TRY IT> Would you restate the data exactly as given?

GIVEN RECORDS>
——————————

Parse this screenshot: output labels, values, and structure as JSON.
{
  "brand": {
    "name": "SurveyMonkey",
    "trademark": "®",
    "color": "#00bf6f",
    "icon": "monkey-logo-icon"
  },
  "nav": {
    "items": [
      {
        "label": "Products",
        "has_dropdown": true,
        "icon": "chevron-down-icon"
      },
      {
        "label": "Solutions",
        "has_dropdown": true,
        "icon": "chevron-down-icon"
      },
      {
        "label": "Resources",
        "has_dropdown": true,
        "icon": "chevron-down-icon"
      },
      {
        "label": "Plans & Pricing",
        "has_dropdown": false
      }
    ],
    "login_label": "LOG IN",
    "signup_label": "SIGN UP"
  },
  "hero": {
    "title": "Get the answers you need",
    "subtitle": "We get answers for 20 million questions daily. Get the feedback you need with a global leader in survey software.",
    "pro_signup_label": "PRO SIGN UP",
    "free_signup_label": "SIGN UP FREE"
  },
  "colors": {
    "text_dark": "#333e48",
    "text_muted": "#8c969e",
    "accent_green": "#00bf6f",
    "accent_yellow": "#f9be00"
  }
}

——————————

EXERCISE ANSWER>
Parse this screenshot: output labels, values, and structure as JSON.
{
  "brand": {
    "name": "SurveyMonkey",
    "trademark": "®",
    "color": "#00bf6f",
    "icon": "monkey-logo-icon"
  },
  "nav": {
    "items": [
      {
        "label": "Products",
        "has_dropdown": true,
        "icon": "chevron-down-icon"
      },
      {
        "label": "Solutions",
        "has_dropdown": true,
        "icon": "chevron-down-icon"
      },
      {
        "label": "Resources",
        "has_dropdown": true,
        "icon": "chevron-down-icon"
      },
      {
        "label": "Plans & Pricing",
        "has_dropdown": false
      }
    ],
    "login_label": "LOG IN",
    "signup_label": "SIGN UP"
  },
  "hero": {
    "title": "Get the answers you need",
    "subtitle": "We get answers for 20 million questions daily. Get the feedback you need with a global leader in survey software.",
    "pro_signup_label": "PRO SIGN UP",
    "free_signup_label": "SIGN UP FREE"
  },
  "colors": {
    "text_dark": "#333e48",
    "text_muted": "#8c969e",
    "accent_green": "#00bf6f",
    "accent_yellow": "#f9be00"
  }
}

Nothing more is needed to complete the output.